Vietnamese tea firm director found dead in China

Tuesday, September 29, 2015, 15:02 GMT+7

The Vietnamese director of a tea firm in the Central Highlands province of Lam Dong has been found dead for an unknown cause in mainland China, the provincial Association of Young Entrepreneurs said.

Ha Thuy Linh, a 43-year-old director of the province-based Ha Linh O Long Tea Company and vice chair of the association, died in mainland China on Tuesday during her business trip, the association said Wednesday, citing her family.

Linh departed from Vietnam on September 19 to go to Guangzhou Province.

At about 10:00 am on Tuesday, the Chinese Consulate General in Ho Chi Minh City informed the company that Chinese competent agencies had discovered a body suspected to be Linh, lawyer Truong Quang Quy, the company’s legal advisor, said.

The consulate also described some characteristics of the corpse, along with the personal particulars shown in a passport found with the dead woman, lawyer Quy added.

Such information matches Linh’s personal details stored at the firm, the lawyer said.

He added the company has set up a temporary supervisory committee to operate and control all its business activities.

The Lam Dong Department of External Relations has contacted Vietnam’s diplomatic representative office in mainland China to seek more information on Linh’s death, according to Tran Thanh Hoai, deputy director of the department.

The department also asked its counterpart in Ho Chi Minh City to work with the Chinese Consulate General on granting visas to Linh’s relatives to go to mainland China as soon as possible, Hoai said.

“On Wednesday afternoon, Linh’s relatives and her company’s representatives got their visas,” he added.

“We are waiting for an official notice about Linh’s death from Chinese authorities. The Lam Dong administration has asked the Consular Department under the Vietnamese Ministry of Foreign Affairs to work with China’s competent agencies on her sudden death,” the official said.

Once victim of ‘dioxin-tainted tea’ rumor

Linh founded the Ha Linh O Long Tea Company in 2008 after she divorced her Taiwanese husband, who had established Haiyih Tea Company, where the woman was a vice director.

Her company now owns 200 hectares of tea plantations in Xuan Truong Commune in Da Lat, a famous resort city in Lam Dong.

The firm is able to produce 14 tons of finished and raw tea products per day, of which 60 percent are exported to Taiwan and mainland China.

Ha Linh O Long Tea said most of its partners in Taiwan and mainland China are currently indebted to the company.

In November last year, a groundless rumor spread in Taiwan and mainland China that tea produced in Lam Dong was tainted with dioxin, a highly poisonous chemical.

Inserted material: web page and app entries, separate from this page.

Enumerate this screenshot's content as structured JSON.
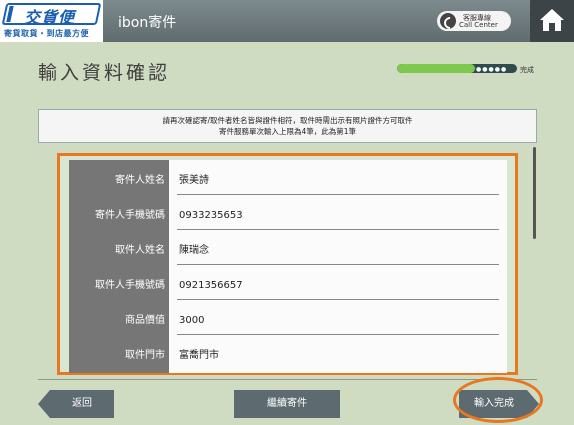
{
  "header": {
    "logo_title": "交貨便",
    "logo_subtitle": "寄貨取貨・到店最方便",
    "app_title": "ibon寄件",
    "call_center_line1": "客服專線",
    "call_center_line2": "Call Center"
  },
  "page": {
    "title": "輸入資料確認",
    "progress_label": "完成",
    "progress_dots": "●●●●●",
    "progress_fraction": 0.65
  },
  "notice": {
    "line1": "請再次確認寄/取件者姓名皆與證件相符，取件時需出示有照片證件方可取件",
    "line2": "寄件服務單次輸入上限為4筆，此為第1筆"
  },
  "form": {
    "rows": [
      {
        "label": "寄件人姓名",
        "value": "張美詩"
      },
      {
        "label": "寄件人手機號碼",
        "value": "0933235653"
      },
      {
        "label": "取件人姓名",
        "value": "陳瑞念"
      },
      {
        "label": "取件人手機號碼",
        "value": "0921356657"
      },
      {
        "label": "商品價值",
        "value": "3000"
      },
      {
        "label": "取件門市",
        "value": "富喬門市"
      }
    ]
  },
  "footer": {
    "back_label": "返回",
    "continue_label": "繼續寄件",
    "finish_label": "輸入完成"
  },
  "colors": {
    "background": "#cfdcc2",
    "accent_orange": "#e87722",
    "brand_blue": "#1a5fb0",
    "progress_green": "#7ec850"
  }
}
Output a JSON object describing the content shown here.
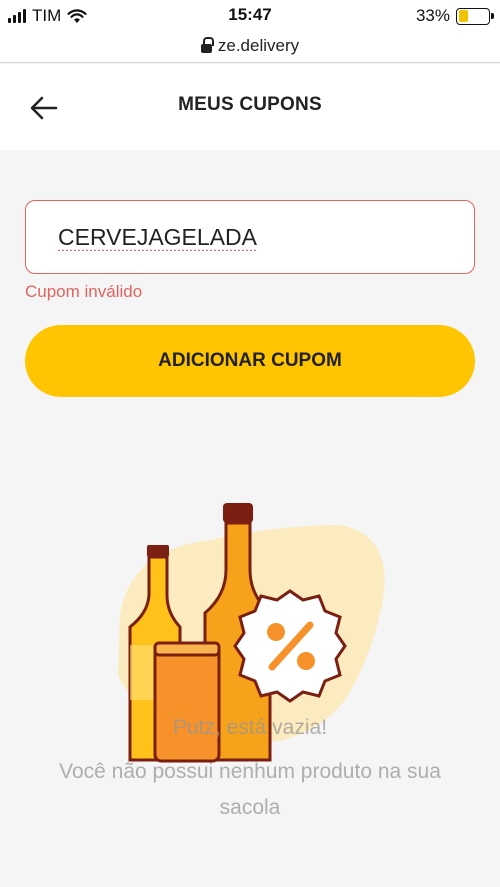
{
  "status_bar": {
    "carrier": "TIM",
    "time": "15:47",
    "battery_percent": "33%",
    "battery_level": 0.33,
    "icons": [
      "signal-icon",
      "wifi-icon",
      "battery-icon"
    ]
  },
  "browser": {
    "url": "ze.delivery"
  },
  "header": {
    "title": "MEUS CUPONS",
    "back_icon": "arrow-left-icon"
  },
  "coupon_form": {
    "input_value": "CERVEJAGELADA",
    "error_message": "Cupom inválido",
    "submit_label": "ADICIONAR CUPOM"
  },
  "empty_state": {
    "title": "Putz, está vazia!",
    "message": "Você não possui nenhum produto na sua sacola",
    "illustration": "beer-bottles-coupon-illustration"
  },
  "colors": {
    "accent": "#ffc500",
    "error": "#e0645f",
    "background": "#f5f5f5",
    "bottle_outline": "#7a1f12"
  }
}
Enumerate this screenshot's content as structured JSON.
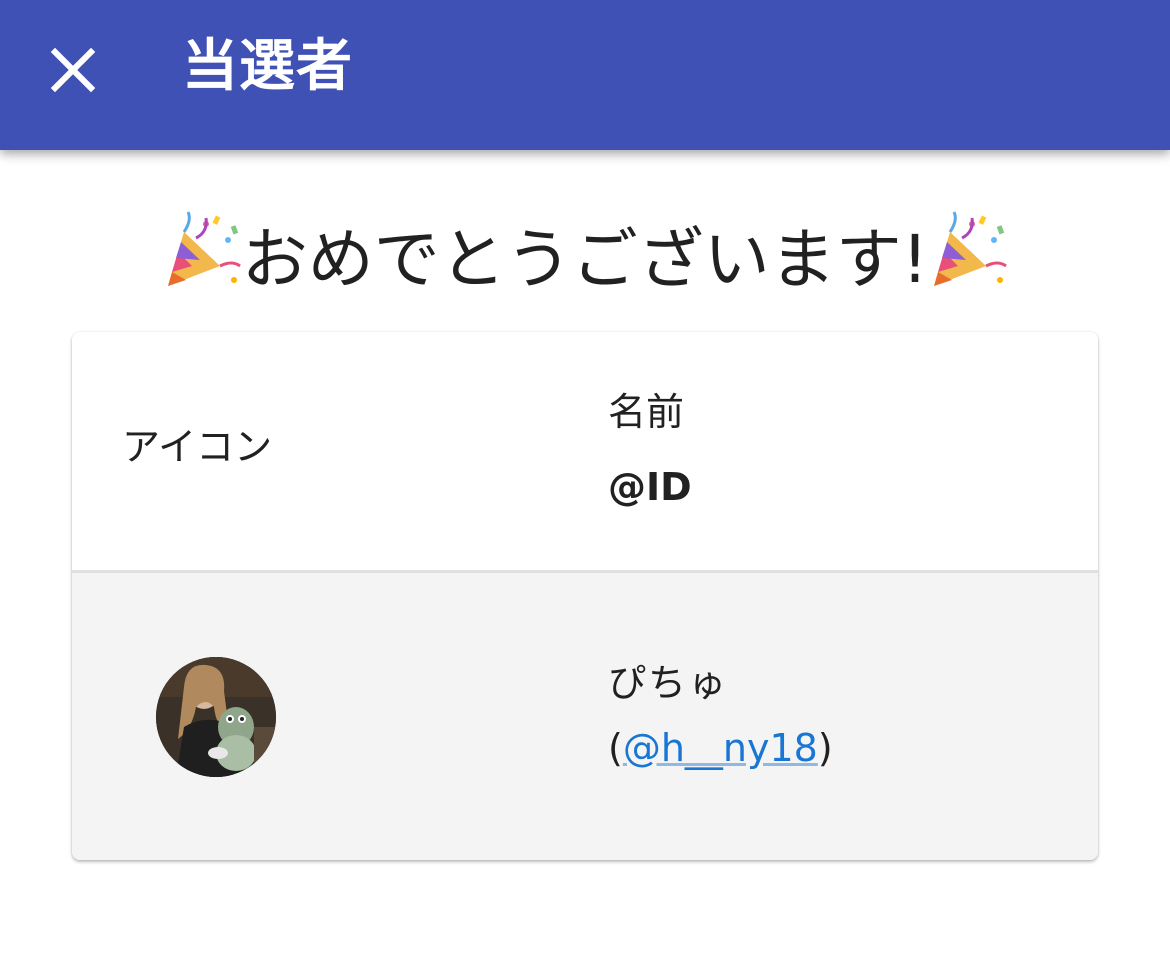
{
  "appbar": {
    "title": "当選者",
    "close_icon": "close-icon",
    "background_color": "#3f51b5"
  },
  "headline": {
    "text": "おめでとうございます!",
    "decoration_icon": "party-popper-icon"
  },
  "table": {
    "header": {
      "icon_label": "アイコン",
      "name_label": "名前",
      "id_label": "@ID"
    },
    "rows": [
      {
        "avatar": "user-avatar",
        "name": "ぴちゅ",
        "id_open": "(",
        "id_handle": "@h__ny18",
        "id_close": ")"
      }
    ]
  },
  "link_color": "#1976d2"
}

The rumor caused a long delay in customs clearance for 11 tons of tea of Linh’s company in Taiwan, causing a loss of more than VND2 billion (US$89,000).

Then Linh had to go to Taiwan to take some action against the malicious rumor, which was suspected to be circulated by her business rivals there.

More

Read more

;

Photos

VIDEOS

Experience summer sand-boarding in Mui Ne

Sand-boarding, a popular activity amongst local children in the coastal tourism town of Mui Ne in south-central Vietnam, is attracting hundreds of tourists to the Red Sand Dunes

Young maple trees given better protection as Hanoi enters rainy season

The trees are currently growing well, with green leaves and healthy branches.

Hunting skinks for food in southern Vietnam

Skink meat is known to be soft, tasty, and highly nutritious.

Vietnamese-made app allows people to grow real veggies via smartphone

Nguyen Thi Duyen, a young engineer in Hanoi, developed the app and its related services to help busy people create their own veggie gardens.

Chinese tourists hit by Vietnamese over dine and dash

Four Chinese were reportedly injured, with one having a broken arm.

Latest news

EU seeks new powers to penalize tech giants: FT

The proposed plan includes forcing tech giants to break up or sell some of their European operations if their market dominance is deemed to threaten the interests of customers and smaller rivals